• Description of the task
Copy each line of the entries below that contains the string "DIMM".

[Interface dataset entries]
_ _ _
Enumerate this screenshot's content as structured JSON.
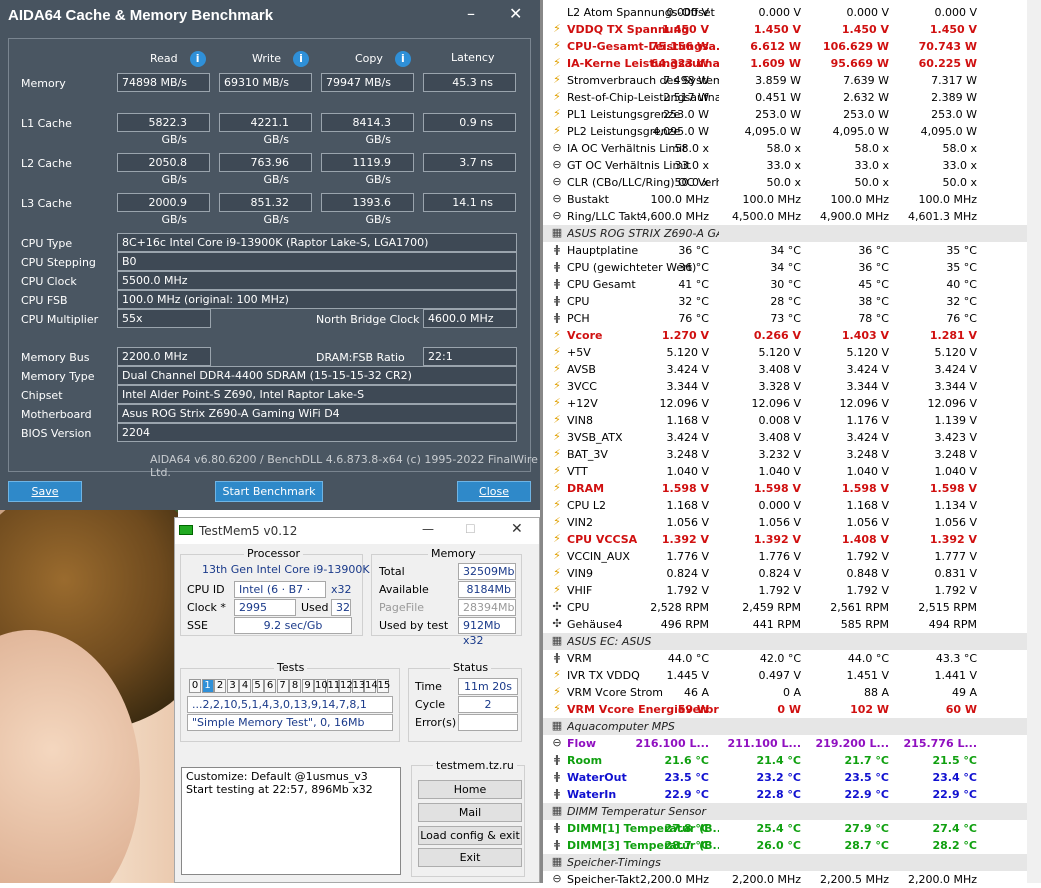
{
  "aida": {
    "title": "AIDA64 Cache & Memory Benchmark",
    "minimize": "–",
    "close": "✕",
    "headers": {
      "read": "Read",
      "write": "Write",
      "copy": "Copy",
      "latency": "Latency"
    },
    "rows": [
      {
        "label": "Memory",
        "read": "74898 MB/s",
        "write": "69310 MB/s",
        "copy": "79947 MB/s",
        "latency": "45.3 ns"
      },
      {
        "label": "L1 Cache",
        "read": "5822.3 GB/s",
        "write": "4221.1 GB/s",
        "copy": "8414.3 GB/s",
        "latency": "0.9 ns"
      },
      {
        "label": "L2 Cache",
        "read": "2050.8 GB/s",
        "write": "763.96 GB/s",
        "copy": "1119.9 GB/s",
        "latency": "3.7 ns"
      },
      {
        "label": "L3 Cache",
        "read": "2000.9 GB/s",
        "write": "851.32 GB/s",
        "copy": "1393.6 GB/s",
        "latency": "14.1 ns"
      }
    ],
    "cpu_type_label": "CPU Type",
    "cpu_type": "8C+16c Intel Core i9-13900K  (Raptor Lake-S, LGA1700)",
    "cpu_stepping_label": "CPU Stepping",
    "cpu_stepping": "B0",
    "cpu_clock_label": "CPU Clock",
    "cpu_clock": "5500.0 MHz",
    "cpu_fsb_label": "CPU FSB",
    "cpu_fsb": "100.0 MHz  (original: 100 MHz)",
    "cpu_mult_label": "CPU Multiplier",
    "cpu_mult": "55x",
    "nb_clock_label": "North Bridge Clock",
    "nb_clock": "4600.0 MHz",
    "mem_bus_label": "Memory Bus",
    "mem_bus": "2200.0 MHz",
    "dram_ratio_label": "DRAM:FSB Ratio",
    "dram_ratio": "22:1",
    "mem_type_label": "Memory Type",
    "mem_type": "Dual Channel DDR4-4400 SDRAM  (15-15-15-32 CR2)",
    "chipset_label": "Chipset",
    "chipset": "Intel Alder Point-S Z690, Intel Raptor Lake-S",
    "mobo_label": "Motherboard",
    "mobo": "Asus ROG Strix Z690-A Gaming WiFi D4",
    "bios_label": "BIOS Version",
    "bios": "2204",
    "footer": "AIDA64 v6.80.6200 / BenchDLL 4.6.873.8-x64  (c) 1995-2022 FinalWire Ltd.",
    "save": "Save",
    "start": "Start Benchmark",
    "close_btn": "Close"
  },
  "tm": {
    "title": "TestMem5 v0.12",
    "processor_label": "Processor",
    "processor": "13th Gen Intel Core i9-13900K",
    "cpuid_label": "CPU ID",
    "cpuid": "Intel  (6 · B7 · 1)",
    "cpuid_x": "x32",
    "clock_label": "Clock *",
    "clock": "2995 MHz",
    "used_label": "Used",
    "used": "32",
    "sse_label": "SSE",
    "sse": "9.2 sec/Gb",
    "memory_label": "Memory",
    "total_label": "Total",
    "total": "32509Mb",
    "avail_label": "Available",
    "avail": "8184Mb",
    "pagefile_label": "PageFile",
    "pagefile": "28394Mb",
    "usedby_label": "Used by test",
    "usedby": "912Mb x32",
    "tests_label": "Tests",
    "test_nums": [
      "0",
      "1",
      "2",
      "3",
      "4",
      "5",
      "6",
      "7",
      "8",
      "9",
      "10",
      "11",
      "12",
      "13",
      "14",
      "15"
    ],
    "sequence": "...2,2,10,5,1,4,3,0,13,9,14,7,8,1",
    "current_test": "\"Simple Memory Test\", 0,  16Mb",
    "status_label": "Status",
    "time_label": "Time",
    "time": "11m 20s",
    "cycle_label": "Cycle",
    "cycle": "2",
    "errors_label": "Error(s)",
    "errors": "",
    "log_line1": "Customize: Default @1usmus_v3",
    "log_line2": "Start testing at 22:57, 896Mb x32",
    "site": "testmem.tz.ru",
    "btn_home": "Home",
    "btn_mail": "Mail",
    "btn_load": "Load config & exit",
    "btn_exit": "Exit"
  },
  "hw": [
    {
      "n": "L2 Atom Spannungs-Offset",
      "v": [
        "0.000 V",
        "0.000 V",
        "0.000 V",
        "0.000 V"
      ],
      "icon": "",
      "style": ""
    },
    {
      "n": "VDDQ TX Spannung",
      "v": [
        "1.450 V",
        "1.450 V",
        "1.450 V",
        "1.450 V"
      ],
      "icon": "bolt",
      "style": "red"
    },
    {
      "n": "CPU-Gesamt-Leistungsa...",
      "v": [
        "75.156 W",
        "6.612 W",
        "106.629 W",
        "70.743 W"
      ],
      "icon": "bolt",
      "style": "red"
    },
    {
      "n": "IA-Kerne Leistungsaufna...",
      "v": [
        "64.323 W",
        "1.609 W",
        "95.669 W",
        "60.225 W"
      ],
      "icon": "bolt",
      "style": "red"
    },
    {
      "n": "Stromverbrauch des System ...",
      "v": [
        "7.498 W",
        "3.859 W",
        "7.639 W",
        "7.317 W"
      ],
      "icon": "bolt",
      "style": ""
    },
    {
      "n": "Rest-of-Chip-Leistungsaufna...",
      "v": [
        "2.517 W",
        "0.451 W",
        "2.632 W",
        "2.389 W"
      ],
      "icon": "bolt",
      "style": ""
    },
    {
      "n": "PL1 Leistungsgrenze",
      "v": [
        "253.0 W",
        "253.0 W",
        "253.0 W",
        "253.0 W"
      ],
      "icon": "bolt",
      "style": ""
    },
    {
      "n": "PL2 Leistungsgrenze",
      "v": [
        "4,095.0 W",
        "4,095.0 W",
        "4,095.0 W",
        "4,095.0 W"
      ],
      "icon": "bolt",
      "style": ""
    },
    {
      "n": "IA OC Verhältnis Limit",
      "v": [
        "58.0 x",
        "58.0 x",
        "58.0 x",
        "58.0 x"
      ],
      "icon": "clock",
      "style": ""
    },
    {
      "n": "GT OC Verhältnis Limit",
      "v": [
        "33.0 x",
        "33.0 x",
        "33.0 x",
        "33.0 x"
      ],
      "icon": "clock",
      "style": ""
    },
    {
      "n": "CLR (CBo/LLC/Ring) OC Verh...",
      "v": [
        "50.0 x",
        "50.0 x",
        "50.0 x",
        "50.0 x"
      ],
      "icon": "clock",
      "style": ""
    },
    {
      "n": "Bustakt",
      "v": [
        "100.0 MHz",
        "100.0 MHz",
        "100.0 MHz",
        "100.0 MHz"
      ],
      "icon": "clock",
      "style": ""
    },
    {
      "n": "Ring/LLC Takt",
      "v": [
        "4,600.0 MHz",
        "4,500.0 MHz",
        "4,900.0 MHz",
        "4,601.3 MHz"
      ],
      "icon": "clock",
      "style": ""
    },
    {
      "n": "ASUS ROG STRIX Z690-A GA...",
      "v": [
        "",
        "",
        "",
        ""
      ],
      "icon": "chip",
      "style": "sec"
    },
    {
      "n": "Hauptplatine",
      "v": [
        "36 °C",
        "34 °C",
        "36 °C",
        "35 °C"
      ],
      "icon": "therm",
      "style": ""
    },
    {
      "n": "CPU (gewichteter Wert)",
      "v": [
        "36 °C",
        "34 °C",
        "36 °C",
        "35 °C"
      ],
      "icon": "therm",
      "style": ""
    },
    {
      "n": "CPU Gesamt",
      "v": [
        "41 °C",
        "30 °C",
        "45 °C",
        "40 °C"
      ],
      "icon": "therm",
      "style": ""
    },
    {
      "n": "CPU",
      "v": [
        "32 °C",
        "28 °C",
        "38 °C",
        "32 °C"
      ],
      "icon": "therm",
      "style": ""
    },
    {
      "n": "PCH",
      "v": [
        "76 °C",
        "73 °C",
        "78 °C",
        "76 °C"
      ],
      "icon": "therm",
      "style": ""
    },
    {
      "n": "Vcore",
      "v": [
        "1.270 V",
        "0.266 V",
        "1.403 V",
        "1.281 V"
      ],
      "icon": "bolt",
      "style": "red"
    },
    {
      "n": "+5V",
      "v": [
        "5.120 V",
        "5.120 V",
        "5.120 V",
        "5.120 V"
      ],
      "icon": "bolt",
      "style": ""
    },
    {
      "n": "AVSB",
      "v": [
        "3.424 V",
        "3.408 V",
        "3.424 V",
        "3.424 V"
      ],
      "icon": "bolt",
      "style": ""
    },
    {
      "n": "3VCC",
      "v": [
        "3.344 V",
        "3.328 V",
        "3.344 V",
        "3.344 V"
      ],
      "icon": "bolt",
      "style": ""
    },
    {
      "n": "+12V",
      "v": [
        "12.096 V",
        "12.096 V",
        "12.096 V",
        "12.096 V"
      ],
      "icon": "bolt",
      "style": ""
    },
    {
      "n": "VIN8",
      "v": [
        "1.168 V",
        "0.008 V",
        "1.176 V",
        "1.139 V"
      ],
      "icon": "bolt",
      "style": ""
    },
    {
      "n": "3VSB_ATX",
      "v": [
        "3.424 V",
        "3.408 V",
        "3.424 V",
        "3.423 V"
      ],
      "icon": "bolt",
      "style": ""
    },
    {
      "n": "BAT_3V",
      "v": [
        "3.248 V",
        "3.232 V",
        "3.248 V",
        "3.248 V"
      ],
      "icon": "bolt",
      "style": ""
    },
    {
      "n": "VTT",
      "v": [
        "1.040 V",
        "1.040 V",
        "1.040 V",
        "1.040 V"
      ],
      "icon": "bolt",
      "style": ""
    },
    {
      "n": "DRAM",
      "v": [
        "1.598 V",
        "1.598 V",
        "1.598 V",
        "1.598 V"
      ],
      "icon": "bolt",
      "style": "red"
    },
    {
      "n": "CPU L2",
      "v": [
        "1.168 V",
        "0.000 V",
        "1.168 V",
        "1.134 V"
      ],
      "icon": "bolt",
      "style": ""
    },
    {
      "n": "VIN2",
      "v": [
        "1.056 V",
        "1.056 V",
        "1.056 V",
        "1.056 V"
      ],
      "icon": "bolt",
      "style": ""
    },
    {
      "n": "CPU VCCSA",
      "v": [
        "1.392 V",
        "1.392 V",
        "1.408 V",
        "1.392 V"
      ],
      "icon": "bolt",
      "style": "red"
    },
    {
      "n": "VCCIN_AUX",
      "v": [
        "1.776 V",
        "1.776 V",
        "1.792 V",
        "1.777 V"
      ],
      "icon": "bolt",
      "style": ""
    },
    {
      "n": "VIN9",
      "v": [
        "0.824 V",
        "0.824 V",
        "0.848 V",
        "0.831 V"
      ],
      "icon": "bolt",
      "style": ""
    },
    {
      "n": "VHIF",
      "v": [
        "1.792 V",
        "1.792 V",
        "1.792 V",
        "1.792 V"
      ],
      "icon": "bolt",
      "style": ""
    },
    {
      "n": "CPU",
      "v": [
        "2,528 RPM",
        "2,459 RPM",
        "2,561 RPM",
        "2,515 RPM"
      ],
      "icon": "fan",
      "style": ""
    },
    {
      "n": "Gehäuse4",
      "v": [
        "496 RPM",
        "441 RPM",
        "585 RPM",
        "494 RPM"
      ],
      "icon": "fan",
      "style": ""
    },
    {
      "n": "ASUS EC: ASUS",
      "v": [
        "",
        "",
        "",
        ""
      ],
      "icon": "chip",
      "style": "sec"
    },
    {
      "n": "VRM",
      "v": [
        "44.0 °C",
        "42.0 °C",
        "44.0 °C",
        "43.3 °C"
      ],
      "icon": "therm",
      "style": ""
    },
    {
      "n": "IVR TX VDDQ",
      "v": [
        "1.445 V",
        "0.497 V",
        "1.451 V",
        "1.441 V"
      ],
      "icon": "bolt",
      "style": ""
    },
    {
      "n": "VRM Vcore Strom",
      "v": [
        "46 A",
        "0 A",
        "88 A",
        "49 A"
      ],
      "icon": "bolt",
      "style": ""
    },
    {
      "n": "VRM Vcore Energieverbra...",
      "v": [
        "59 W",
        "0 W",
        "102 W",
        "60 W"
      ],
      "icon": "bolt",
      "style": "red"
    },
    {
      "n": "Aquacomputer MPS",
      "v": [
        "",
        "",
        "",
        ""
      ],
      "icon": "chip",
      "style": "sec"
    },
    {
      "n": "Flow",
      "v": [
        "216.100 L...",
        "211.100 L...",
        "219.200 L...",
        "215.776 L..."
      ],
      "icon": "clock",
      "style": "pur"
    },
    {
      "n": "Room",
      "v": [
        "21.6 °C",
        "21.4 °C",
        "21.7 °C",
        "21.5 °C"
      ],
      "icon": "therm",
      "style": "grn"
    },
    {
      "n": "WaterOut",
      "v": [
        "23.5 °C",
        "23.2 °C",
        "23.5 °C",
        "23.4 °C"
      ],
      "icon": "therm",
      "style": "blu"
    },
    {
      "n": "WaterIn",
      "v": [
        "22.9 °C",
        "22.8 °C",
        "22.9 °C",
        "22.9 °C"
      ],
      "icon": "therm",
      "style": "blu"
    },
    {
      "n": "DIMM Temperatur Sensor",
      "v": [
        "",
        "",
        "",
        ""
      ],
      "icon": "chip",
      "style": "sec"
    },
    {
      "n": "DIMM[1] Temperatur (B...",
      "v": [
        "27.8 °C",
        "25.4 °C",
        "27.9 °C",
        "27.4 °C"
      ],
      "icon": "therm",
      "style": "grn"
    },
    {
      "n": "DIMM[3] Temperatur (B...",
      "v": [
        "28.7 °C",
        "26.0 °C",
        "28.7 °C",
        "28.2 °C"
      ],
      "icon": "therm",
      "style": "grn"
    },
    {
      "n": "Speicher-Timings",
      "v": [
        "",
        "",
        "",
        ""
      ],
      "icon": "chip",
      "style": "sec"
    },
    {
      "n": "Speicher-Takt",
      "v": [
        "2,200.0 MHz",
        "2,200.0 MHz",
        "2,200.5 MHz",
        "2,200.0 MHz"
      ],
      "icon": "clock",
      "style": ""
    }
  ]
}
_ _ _
• Answer to this task
      "n": "DIMM Temperatur Sensor",
      "n": "DIMM[1] Temperatur (B...",
      "n": "DIMM[3] Temperatur (B...",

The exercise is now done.